This is precisely the approach that Corben Architects took as they revamped an old and abandoned warehouse in into a stylish modern home for a family of five. While much of the external façade of the warehouse and its roof trusses were left untouched due to the heritage issues the interior was completely altered using a spacious central courtyard that enhances the family home both functionally and aesthetically.
Unused historic buildings warehouses factories bunkers galleries churches and various public and private venues when afforded an external overhaul and a contemporary reinterpretation of their inner form present new and exciting opportunities for urban living. Moreover their newly-built modern contemporaries those of the concrete glass and steel variety can work equally well (differing markedly from the mass-produced and insipid suburban-style new-build).
Smart midcentury modern decor iconic lighting fixtures such as the George Nelson table lamps and the Seppo Koho pendants enliven the living and dining space. The fusion of timber and concrete further aids in creating a beautiful ambiance that is both relaxing and contemporary at the same time.
Even though the house adopts a distinct loft-style look modern elements and warm lighting help create a softer more inviting living space that is not a bit too edgy. With wonderful views of the city skyline from the top level and custom decor and accessories the smart conversion creates a clever balance between the past and the future!
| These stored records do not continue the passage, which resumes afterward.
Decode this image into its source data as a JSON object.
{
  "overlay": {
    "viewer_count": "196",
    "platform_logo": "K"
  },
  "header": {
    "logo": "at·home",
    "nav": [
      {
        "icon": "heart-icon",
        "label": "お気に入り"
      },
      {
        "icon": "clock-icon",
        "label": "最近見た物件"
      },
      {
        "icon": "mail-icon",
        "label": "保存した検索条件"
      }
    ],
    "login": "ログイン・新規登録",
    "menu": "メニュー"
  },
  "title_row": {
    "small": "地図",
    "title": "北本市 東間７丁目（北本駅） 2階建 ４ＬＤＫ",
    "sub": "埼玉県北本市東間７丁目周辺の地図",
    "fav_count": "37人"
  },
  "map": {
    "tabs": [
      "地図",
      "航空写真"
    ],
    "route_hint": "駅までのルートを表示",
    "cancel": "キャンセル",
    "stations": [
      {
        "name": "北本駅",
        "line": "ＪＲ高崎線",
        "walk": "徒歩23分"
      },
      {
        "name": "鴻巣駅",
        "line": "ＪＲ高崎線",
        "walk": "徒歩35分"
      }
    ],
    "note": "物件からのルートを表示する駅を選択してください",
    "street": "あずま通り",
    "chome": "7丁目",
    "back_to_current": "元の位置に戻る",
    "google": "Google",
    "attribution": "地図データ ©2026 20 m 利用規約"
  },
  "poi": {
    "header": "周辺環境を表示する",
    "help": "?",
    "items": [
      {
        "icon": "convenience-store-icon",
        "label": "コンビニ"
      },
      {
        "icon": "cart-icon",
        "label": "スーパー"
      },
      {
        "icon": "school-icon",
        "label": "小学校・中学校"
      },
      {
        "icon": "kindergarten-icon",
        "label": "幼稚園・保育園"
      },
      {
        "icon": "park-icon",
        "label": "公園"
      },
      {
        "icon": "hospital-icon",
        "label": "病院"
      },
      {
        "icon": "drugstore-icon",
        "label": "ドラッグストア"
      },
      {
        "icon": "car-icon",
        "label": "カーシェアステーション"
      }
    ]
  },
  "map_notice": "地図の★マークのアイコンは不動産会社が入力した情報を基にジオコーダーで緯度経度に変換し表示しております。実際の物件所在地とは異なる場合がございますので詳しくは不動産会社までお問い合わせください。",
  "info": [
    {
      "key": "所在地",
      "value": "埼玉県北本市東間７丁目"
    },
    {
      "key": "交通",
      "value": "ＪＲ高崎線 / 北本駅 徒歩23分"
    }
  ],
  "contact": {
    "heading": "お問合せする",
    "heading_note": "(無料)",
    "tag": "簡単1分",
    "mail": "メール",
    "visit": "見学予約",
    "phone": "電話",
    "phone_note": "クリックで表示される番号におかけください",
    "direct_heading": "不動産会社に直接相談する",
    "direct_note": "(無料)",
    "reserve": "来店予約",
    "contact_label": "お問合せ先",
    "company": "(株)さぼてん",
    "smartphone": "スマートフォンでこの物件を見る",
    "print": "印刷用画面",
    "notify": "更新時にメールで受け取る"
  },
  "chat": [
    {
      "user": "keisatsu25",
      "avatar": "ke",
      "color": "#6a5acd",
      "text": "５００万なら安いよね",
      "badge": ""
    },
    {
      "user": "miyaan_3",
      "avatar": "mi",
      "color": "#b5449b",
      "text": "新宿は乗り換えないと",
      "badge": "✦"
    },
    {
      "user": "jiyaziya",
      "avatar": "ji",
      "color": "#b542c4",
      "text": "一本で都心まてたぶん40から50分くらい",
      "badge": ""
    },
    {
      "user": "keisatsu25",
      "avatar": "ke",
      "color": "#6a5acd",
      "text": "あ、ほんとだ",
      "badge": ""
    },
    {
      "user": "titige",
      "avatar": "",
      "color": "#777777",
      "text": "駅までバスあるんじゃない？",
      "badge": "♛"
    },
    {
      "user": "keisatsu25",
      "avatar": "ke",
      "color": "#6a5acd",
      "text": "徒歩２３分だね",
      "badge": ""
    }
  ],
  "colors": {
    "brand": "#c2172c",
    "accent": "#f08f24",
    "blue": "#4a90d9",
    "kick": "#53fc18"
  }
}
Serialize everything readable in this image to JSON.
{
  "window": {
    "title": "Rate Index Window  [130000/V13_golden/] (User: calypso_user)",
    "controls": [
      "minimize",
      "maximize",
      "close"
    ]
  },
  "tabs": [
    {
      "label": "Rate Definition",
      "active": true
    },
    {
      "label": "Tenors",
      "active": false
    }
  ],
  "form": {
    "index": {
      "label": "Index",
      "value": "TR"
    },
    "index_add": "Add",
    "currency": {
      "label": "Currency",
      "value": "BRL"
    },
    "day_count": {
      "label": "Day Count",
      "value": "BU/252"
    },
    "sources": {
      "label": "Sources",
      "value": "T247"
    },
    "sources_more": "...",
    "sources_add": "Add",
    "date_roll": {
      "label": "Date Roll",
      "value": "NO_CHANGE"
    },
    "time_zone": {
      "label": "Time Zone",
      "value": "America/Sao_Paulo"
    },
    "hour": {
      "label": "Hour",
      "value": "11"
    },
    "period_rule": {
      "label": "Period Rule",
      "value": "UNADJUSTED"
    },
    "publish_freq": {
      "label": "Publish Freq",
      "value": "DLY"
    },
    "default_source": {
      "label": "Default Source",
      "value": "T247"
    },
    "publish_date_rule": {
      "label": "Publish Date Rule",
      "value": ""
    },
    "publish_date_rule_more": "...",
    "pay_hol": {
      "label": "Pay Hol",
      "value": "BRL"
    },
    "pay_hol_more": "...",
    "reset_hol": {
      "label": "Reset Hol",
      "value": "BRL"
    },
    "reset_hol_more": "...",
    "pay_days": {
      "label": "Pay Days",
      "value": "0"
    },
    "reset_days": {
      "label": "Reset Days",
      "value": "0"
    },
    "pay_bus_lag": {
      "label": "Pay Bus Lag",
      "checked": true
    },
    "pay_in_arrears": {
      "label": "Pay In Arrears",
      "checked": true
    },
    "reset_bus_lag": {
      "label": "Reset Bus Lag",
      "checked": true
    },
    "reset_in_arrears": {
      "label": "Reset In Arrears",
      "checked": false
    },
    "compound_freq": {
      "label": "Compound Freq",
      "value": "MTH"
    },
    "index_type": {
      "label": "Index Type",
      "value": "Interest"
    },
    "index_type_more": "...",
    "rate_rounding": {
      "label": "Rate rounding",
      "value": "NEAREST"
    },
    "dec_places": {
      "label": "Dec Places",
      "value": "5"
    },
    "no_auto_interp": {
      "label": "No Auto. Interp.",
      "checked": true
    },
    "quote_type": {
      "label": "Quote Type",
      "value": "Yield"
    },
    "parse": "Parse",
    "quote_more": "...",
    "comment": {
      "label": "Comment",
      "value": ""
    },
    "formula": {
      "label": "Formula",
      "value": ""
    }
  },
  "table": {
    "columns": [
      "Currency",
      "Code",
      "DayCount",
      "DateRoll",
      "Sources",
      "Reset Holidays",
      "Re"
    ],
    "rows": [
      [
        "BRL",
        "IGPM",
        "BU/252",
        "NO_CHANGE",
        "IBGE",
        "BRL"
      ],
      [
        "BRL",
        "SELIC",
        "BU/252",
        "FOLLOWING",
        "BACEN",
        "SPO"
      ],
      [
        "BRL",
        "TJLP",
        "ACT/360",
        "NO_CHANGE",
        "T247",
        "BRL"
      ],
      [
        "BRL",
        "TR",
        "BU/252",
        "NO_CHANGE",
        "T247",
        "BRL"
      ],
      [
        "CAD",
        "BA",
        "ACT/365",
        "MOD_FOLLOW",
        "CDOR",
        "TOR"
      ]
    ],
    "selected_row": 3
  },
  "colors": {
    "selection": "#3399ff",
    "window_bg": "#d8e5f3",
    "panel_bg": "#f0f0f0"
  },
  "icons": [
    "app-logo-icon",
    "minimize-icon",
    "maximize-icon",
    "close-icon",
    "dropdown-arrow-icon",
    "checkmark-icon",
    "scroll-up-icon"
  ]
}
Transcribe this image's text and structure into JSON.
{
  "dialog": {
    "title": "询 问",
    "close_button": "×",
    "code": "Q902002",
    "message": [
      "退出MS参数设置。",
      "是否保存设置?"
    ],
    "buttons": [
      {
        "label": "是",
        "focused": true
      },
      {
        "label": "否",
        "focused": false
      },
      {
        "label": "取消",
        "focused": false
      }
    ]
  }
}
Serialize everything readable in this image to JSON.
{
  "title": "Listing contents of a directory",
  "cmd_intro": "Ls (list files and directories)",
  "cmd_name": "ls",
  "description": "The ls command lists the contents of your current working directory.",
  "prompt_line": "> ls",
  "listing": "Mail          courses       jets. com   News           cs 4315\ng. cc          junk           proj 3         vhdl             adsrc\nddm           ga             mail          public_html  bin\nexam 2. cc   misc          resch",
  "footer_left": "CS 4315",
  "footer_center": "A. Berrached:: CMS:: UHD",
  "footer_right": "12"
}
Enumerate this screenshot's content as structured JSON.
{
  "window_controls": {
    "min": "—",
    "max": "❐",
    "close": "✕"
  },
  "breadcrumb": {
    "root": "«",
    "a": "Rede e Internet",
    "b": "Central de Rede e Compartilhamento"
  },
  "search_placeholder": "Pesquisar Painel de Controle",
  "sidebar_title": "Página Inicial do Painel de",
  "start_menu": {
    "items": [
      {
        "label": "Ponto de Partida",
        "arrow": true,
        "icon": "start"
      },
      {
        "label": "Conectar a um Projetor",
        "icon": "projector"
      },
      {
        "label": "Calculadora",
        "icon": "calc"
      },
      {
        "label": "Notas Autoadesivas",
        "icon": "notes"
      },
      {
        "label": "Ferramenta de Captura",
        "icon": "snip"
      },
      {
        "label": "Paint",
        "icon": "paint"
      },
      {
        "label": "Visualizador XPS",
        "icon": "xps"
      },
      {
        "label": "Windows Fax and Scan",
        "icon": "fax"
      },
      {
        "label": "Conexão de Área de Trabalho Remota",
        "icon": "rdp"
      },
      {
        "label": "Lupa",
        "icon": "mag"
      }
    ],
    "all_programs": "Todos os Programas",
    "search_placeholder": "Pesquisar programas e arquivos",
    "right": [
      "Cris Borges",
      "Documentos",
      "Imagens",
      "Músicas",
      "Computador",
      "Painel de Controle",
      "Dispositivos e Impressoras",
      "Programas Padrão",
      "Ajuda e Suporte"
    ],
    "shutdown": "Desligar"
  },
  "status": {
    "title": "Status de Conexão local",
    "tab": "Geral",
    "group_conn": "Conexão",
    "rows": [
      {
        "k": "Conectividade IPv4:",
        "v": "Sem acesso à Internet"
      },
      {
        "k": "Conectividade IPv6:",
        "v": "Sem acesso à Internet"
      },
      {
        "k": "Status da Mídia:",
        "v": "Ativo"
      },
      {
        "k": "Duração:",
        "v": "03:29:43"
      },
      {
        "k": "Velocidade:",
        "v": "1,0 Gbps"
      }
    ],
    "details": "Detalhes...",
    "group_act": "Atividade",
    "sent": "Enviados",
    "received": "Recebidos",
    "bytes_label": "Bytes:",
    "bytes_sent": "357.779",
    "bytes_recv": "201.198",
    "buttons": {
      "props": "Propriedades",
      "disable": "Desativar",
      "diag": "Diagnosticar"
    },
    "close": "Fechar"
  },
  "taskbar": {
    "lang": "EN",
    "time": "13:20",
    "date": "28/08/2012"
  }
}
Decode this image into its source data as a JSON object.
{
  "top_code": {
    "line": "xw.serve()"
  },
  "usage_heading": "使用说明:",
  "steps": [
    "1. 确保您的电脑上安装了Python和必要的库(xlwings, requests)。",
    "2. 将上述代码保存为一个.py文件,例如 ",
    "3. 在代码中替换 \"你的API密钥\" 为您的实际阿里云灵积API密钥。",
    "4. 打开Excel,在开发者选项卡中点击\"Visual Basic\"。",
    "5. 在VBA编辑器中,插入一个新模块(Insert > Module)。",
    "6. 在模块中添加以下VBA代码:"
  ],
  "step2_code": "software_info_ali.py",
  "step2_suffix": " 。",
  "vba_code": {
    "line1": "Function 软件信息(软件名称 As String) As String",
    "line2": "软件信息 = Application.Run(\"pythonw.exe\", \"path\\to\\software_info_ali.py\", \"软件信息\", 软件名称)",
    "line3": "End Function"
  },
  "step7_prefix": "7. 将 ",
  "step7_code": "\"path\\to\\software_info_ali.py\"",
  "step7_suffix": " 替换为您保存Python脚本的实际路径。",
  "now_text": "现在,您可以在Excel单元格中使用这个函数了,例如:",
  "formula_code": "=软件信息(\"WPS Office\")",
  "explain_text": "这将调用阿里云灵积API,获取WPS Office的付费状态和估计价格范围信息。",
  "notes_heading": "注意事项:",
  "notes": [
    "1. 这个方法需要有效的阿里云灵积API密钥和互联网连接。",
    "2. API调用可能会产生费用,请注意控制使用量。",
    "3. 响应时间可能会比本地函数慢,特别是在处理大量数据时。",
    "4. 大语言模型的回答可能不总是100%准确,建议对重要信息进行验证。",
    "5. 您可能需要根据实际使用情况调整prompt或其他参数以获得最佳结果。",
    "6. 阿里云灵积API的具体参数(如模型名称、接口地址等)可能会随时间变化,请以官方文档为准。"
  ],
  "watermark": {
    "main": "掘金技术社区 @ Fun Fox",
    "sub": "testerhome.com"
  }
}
Reiulf Ramstad Architects designed this trio of cabins for a family in Germany and a central patio binds them all together. Sleeping lofts are upstairs and spacious but private living areas below offer spaces for small groups to hang out. Which of today’s featured cabins (or group of cabins) is your favorite? Share your thoughts by leaving a comment below…
The central courtyard with a glass roof not only complements the industrial style of the warehouse residence with its large windows encased in dark steel frames but it also brings in a flood of natural light that filters through into every room of the elegant house.
According to the architect Nerein Perera this Sri Lankan cabin was built with the local environment in mind. “The materials used are limited to steel timber and bamboo tats attempting to keep the lines thin as possible…keeping intervention on site minimal letting the natural ground the vegetation the run‐off of water to flow uninhibited.”